Lenina, on the other hand, appears comfortable in the dystopia. Despite her daring experiment with her long-standing relationship with Henry Foster, she is conventional by the standards of her world — cheery, unthinking, and infantile. In her talk with Bernard, she displays all the unembarrassed enthusiasm for sex that hypnopaedia and social life have taught her since childhood. Still, her choice of Bernard seems somehow rebellious, revealing an underlying, yet not fully recognized, dissatisfaction.

One brief, but significant scene occurs on the roof with the Epsilon elevator operator.

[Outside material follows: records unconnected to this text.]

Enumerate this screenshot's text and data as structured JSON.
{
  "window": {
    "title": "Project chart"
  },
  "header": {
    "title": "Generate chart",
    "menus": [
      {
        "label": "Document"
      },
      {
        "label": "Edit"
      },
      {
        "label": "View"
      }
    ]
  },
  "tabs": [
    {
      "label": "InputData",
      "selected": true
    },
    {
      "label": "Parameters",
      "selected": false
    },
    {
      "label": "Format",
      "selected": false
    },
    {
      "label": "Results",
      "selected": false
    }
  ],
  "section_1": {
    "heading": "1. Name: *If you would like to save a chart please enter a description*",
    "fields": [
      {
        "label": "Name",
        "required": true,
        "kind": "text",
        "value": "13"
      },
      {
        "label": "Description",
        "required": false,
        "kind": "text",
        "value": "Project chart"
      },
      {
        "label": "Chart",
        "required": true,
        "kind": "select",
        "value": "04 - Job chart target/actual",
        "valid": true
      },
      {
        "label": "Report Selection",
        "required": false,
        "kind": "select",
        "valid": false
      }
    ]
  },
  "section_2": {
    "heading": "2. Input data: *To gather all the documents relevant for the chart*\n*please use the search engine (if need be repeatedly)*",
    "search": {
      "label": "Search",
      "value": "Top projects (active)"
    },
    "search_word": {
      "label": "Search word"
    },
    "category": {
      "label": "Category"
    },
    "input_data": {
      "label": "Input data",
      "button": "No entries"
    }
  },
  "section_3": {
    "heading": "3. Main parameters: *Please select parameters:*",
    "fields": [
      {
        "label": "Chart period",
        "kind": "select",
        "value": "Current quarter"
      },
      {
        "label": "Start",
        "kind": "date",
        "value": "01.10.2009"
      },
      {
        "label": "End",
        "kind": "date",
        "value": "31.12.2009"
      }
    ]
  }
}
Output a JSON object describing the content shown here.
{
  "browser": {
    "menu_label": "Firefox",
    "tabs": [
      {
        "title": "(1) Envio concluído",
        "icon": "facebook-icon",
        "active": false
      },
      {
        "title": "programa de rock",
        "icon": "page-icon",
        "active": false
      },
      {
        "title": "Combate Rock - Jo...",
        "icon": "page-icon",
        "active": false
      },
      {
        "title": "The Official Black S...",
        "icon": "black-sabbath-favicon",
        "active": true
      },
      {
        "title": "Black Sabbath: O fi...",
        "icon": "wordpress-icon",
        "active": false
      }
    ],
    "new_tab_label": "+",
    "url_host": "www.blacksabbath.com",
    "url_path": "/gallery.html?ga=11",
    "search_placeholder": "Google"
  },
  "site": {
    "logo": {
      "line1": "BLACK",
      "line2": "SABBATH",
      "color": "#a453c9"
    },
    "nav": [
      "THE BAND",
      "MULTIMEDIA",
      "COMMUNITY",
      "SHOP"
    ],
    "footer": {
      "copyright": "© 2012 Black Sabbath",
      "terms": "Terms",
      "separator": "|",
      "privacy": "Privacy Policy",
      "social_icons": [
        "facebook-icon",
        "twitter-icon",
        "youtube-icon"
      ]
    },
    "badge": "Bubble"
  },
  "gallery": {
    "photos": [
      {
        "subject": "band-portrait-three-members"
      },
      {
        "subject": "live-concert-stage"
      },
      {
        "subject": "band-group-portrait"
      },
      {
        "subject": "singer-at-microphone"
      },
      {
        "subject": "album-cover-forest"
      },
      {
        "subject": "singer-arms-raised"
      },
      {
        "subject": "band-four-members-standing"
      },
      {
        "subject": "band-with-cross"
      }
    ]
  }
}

In earlier chapters, the Alphas who control the predestination of fetuses and the conditioning of infants maintain that the members of every caste are happy, in their own ways. The sudden yearning expressed by the lowly Epsilon in his longing cry — "Roof! . . . Oh, roof!" — reveals for an instant that conditioning cannot completely remove the human need for air, space, and beauty. There is a similar scene in Fritz Lang's futuristic film Metropolis (1927), in which a woman and children from the underground world suddenly glimpse the richness and beauty of the upper world through opened elevator doors. In both works, the scenes dramatize the unspoken injustice of the social hierarchy by bringing the lowest and the highest face to face, creating the conflict that convention seeks to avoid.


parathyroid any of usually four small, oval glands on or near the thyroid gland; they secret a hormone important in the control of the calcium-phosphorus balance of the body.

Charing-T Tower Huxley's re-creation of a London train station, Charing Cross Station.

simian of or like an ape or monkey. Here, used to describe the Epsilon elevator operator.